EU privacy watchdog wants Pegasus spyware banned
The European Union Data Protection Supervisor (EDPS) has urged EU officials to ban the use and deployment of the Pegasus commercial spyware across Europe, citing unprecedented risks and damages to personal freedoms and the rule of law across Europe.
Developed by Israeli software company NSO Group, Pegasus is a powerful spyware strain capable of infecting both Android and iOS devices.
The tool is sold as part of a surveillance-as-a-service package that can infect users, retrieve data from their devices, and monitor their movements and online activity in real-time.
Since its launch as a commercial product in the early 2010s, NSO Group has claimed that it has only sold the tool to official law enforcement agencies.
However, despite the agency's claims, all recent investigations have found the Pegasus spyware on the phones of countless journalists, political figures, dissidents, and activists in tens of countries, ranging from oppressive regimes but also western democracies.
Recent cases of Pegasus infections found outside the scope of regular crime-fighting investigations have found the spyware deployed on the phones of politicians and activists in Hungary, Poland, El Salvador, Finland, and Israel.

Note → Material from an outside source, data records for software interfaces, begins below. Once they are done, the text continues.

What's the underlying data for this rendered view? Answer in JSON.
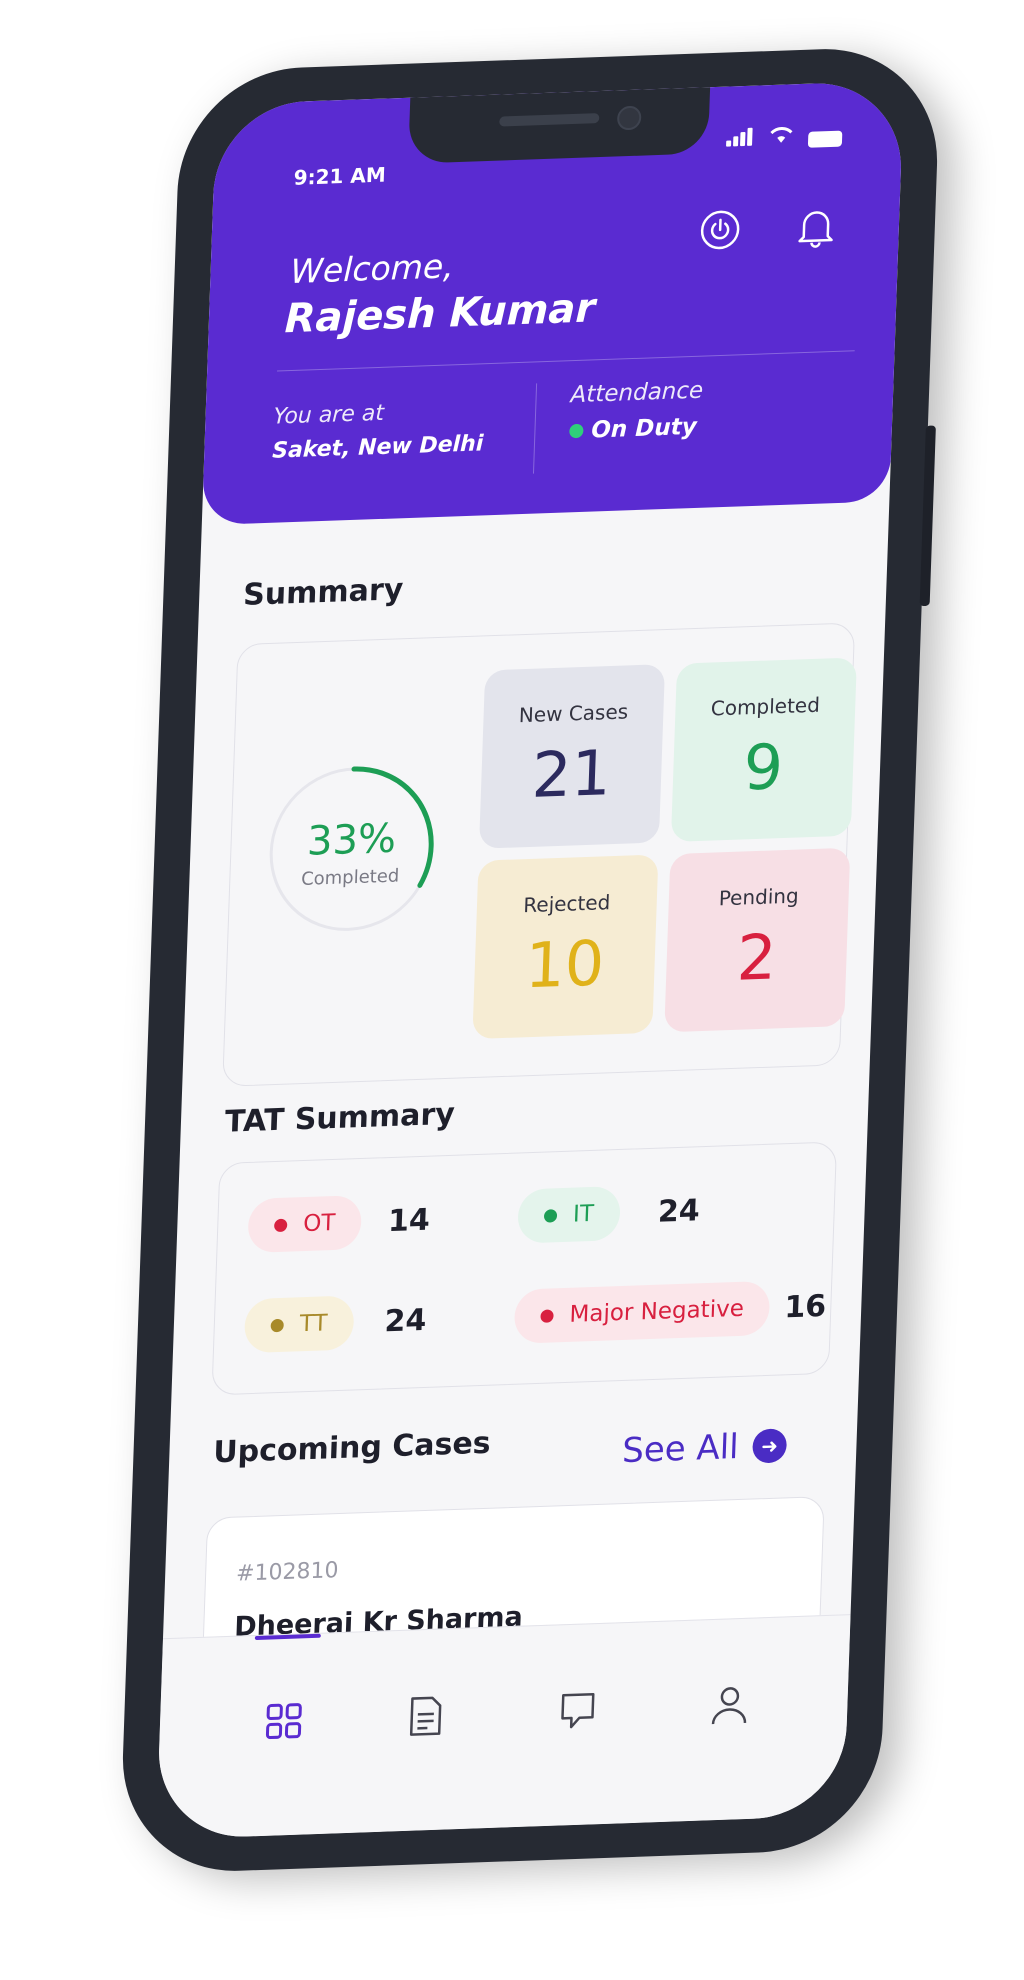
{
  "status_bar": {
    "time": "9:21 AM"
  },
  "header": {
    "welcome": "Welcome,",
    "user_name": "Rajesh Kumar",
    "location_label": "You are at",
    "location_value": "Saket, New Delhi",
    "attendance_label": "Attendance",
    "attendance_value": "On Duty",
    "attendance_color": "#2fd07a",
    "icons": [
      "power-icon",
      "bell-icon"
    ]
  },
  "summary": {
    "title": "Summary",
    "completed_pct": 33,
    "completed_pct_label": "33%",
    "completed_label": "Completed",
    "tiles": [
      {
        "label": "New Cases",
        "value": "21",
        "color": "#2c2a5e"
      },
      {
        "label": "Completed",
        "value": "9",
        "color": "#1d9e55"
      },
      {
        "label": "Rejected",
        "value": "10",
        "color": "#e0b21a"
      },
      {
        "label": "Pending",
        "value": "2",
        "color": "#d8203f"
      }
    ]
  },
  "tat_summary": {
    "title": "TAT Summary",
    "items": [
      {
        "label": "OT",
        "count": "14",
        "color": "#d8203f",
        "bg": "#fbe6ea"
      },
      {
        "label": "IT",
        "count": "24",
        "color": "#1d9e55",
        "bg": "#e4f4ec"
      },
      {
        "label": "TT",
        "count": "24",
        "color": "#a88a2a",
        "bg": "#f8f1dc"
      },
      {
        "label": "Major Negative",
        "count": "16",
        "color": "#d8203f",
        "bg": "#fbe6ea"
      }
    ]
  },
  "upcoming": {
    "title": "Upcoming Cases",
    "see_all": "See All",
    "cases": [
      {
        "id": "#102810",
        "name": "Dheeraj Kr Sharma"
      }
    ]
  },
  "bottom_nav": {
    "items": [
      "dashboard-icon",
      "document-icon",
      "chat-icon",
      "profile-icon"
    ],
    "active": 0
  }
}
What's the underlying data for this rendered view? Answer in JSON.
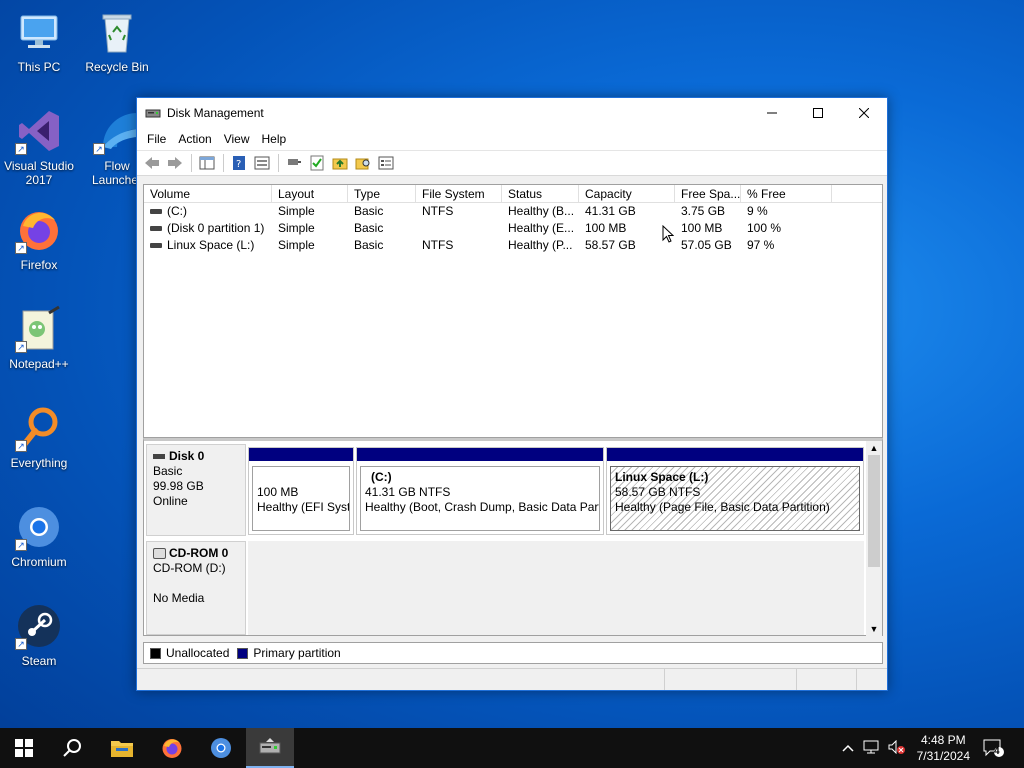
{
  "desktop": {
    "icons": [
      {
        "label": "This PC"
      },
      {
        "label": "Recycle Bin"
      },
      {
        "label": "Visual Studio 2017"
      },
      {
        "label": "Flow Launcher"
      },
      {
        "label": "Firefox"
      },
      {
        "label": "Notepad++"
      },
      {
        "label": "Everything"
      },
      {
        "label": "Chromium"
      },
      {
        "label": "Steam"
      }
    ]
  },
  "window": {
    "title": "Disk Management",
    "menu": [
      "File",
      "Action",
      "View",
      "Help"
    ]
  },
  "volume_list": {
    "columns": [
      "Volume",
      "Layout",
      "Type",
      "File System",
      "Status",
      "Capacity",
      "Free Spa...",
      "% Free"
    ],
    "rows": [
      [
        "(C:)",
        "Simple",
        "Basic",
        "NTFS",
        "Healthy (B...",
        "41.31 GB",
        "3.75 GB",
        "9 %"
      ],
      [
        "(Disk 0 partition 1)",
        "Simple",
        "Basic",
        "",
        "Healthy (E...",
        "100 MB",
        "100 MB",
        "100 %"
      ],
      [
        "Linux Space (L:)",
        "Simple",
        "Basic",
        "NTFS",
        "Healthy (P...",
        "58.57 GB",
        "57.05 GB",
        "97 %"
      ]
    ]
  },
  "disks": {
    "disk0": {
      "name": "Disk 0",
      "type": "Basic",
      "size": "99.98 GB",
      "status": "Online"
    },
    "cdrom0": {
      "name": "CD-ROM 0",
      "drive": "CD-ROM (D:)",
      "status": "No Media"
    }
  },
  "partitions": {
    "efi": {
      "title": "",
      "size": "100 MB",
      "status": "Healthy (EFI Syste"
    },
    "c": {
      "title": "(C:)",
      "size": "41.31 GB NTFS",
      "status": "Healthy (Boot, Crash Dump, Basic Data Partit"
    },
    "linux": {
      "title": "Linux Space  (L:)",
      "size": "58.57 GB NTFS",
      "status": "Healthy (Page File, Basic Data Partition)"
    }
  },
  "legend": {
    "unallocated": "Unallocated",
    "primary": "Primary partition"
  },
  "taskbar": {
    "time": "4:48 PM",
    "date": "7/31/2024",
    "notifications": "4"
  },
  "colors": {
    "primary_partition": "#000080",
    "unallocated": "#000000",
    "taskbar": "#101010"
  }
}
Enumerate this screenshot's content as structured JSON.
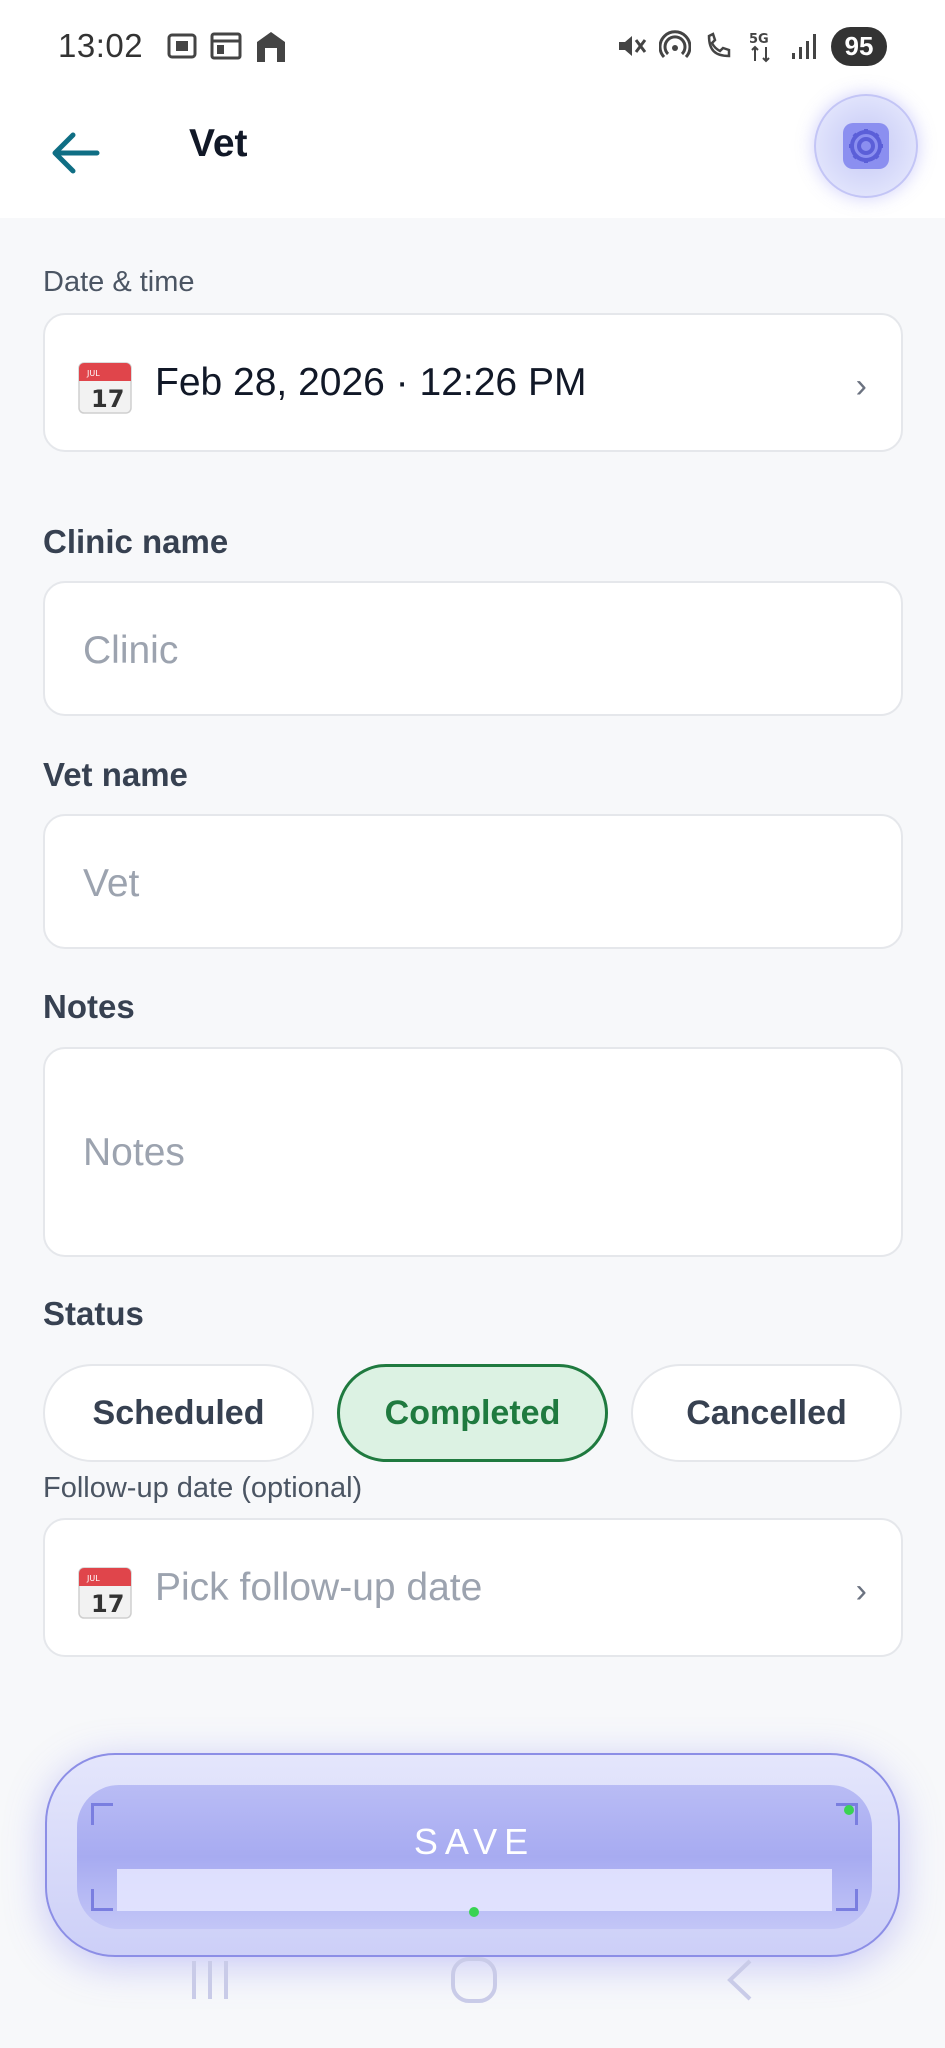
{
  "status_bar": {
    "time": "13:02",
    "battery": "95",
    "network": "5G"
  },
  "app_bar": {
    "title": "Vet",
    "back_icon": "arrow-left-icon",
    "settings_icon": "gear-icon"
  },
  "form": {
    "date_time": {
      "label": "Date & time",
      "value": "Feb 28, 2026 · 12:26 PM",
      "icon": "calendar-icon",
      "calendar_month": "JUL",
      "calendar_day": "17"
    },
    "clinic": {
      "label": "Clinic name",
      "placeholder": "Clinic"
    },
    "vet": {
      "label": "Vet name",
      "placeholder": "Vet"
    },
    "notes": {
      "label": "Notes",
      "placeholder": "Notes"
    },
    "status": {
      "label": "Status",
      "options": [
        "Scheduled",
        "Completed",
        "Cancelled"
      ],
      "selected": "Completed"
    },
    "follow_up": {
      "label": "Follow-up date (optional)",
      "placeholder": "Pick follow-up date",
      "icon": "calendar-icon",
      "calendar_month": "JUL",
      "calendar_day": "17"
    }
  },
  "save_button": {
    "label": "SAVE"
  },
  "colors": {
    "accent_teal": "#0f6e84",
    "status_active_bg": "#dcf2e3",
    "status_active_text": "#1f7a3f",
    "save_glow": "#a7abf1",
    "calendar_red": "#e0454b"
  }
}
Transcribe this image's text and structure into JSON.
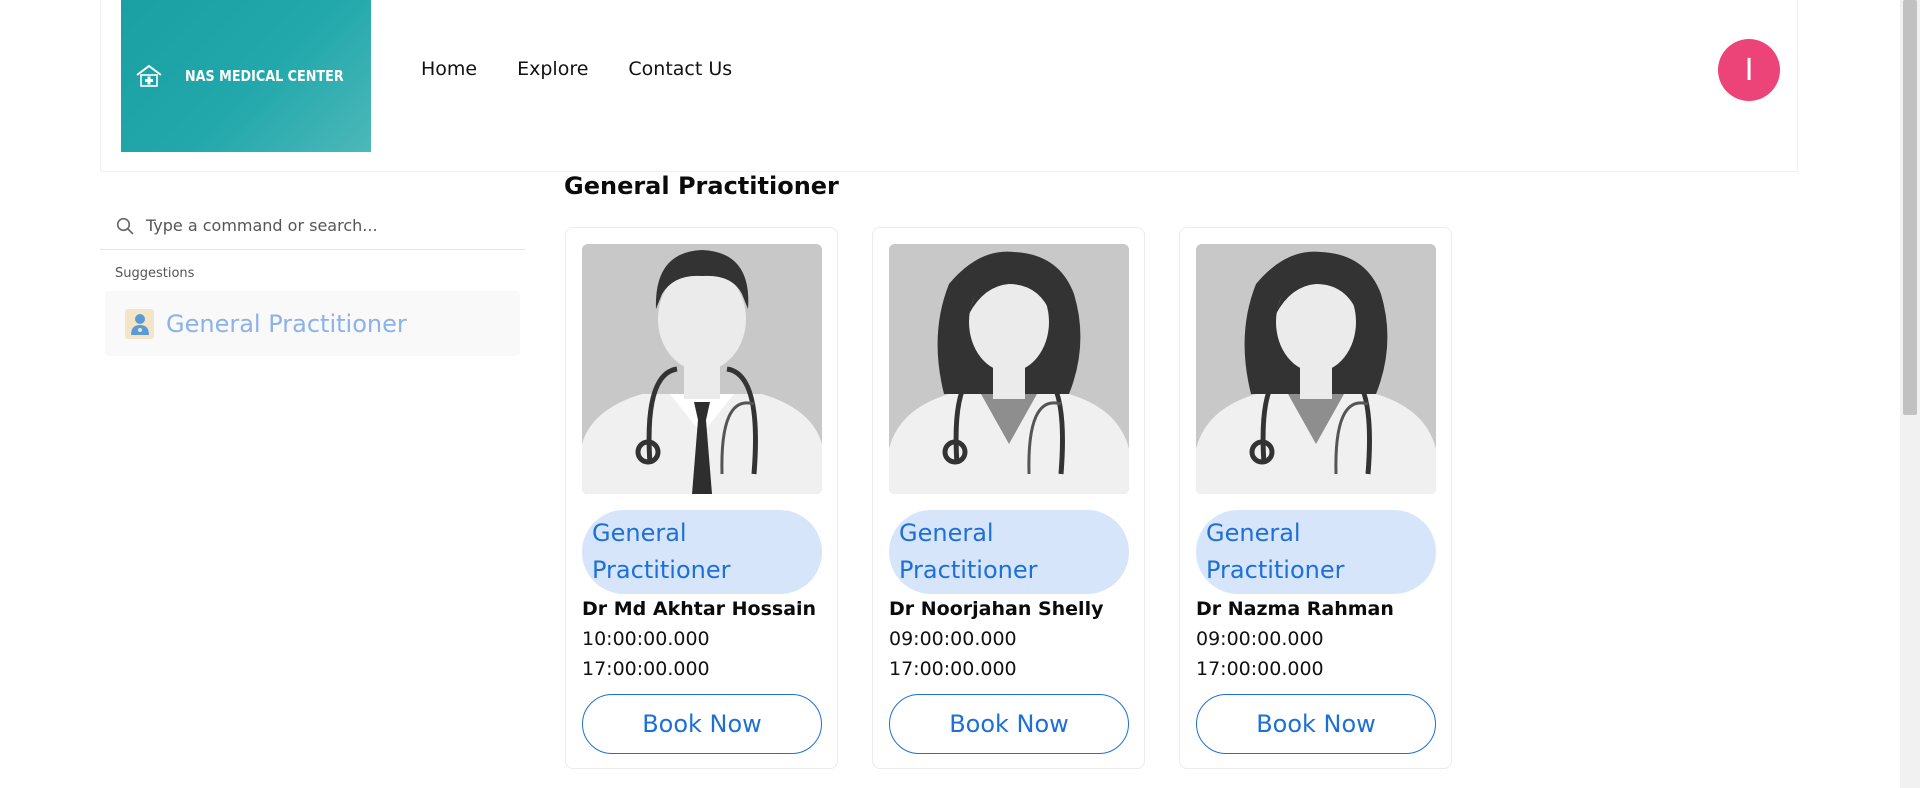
{
  "header": {
    "logo_text": "NAS MEDICAL CENTER",
    "nav": [
      "Home",
      "Explore",
      "Contact Us"
    ],
    "avatar_initial": "I"
  },
  "command": {
    "placeholder": "Type a command or search...",
    "suggestions_title": "Suggestions",
    "suggestion_label": "General Practitioner"
  },
  "main": {
    "section_title": "General Practitioner",
    "doctors": [
      {
        "specialty": "General Practitioner",
        "name": "Dr Md Akhtar Hossain",
        "start": "10:00:00.000",
        "end": "17:00:00.000",
        "button": "Book Now",
        "avatar": "male-doctor"
      },
      {
        "specialty": "General Practitioner",
        "name": "Dr Noorjahan Shelly",
        "start": "09:00:00.000",
        "end": "17:00:00.000",
        "button": "Book Now",
        "avatar": "female-doctor"
      },
      {
        "specialty": "General Practitioner",
        "name": "Dr Nazma Rahman",
        "start": "09:00:00.000",
        "end": "17:00:00.000",
        "button": "Book Now",
        "avatar": "female-doctor"
      }
    ]
  },
  "colors": {
    "logo_teal": "#1a9fa3",
    "avatar_pink": "#ec4379",
    "accent_blue": "#1d70d6",
    "pill_blue": "#d7e5fb",
    "suggestion_text": "#8cb2ea"
  }
}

In the light of recent cases of irregular use of the Pegasus spyware, the EDPS, which is an independent authority that advises EU lawmakers on data protection and privacy topics, has called on them to ban the use of the software inside EU countries.
The EDPS cited the spyware's advanced features, its ability to obtain unrestricted access to phones, and its zero-click infection capabilities as the main reasons for its decision,
The EU data protection watchdog said that a tool as advanced as Pegasus should not be allowed to be used inside Europe without any restrictions or supervision, which encourages abuse from NSO's customers.
The EDPS left a door open for the tool's deployment but asked the EU to better oversight of its criminal and national security procedures, which are the legal mechanisms through which Pegasus has been deployed in the past.
" 'National security' cannot be used as an excuse to an extensive use of such technologies nor as an argument against the involvement of the European Union," the EDPS said in a set of preliminary remarks today.
The EDPS' call for the ban of the Pegasus spyware comes after the US sanctioned the NSO Group last year after it found the company had allowed its tool to be used by oppressive regimes to commit human rights violations.
Weeks later, Apple also filed a civil lawsuit against NSO Group, asking a judge for an injunction to prevent the Israeli company from developing new exploits for its devices.
Historically, the NSO Group has constantly claimed it only sold its tool to foreign governments and law enforcement agencies and that it did not know or was responsible of how its customers used the tool, a claim that was countered by security experts who studied the company's Pegasus surveillance platform.
Catalin Cimpanu is a cybersecurity reporter for The Record. He previously worked at ZDNet and Bleeping Computer, where he became a well-known name in the industry for his constant scoops on new vulnerabilities, cyberattacks, and law enforcement actions against hackers.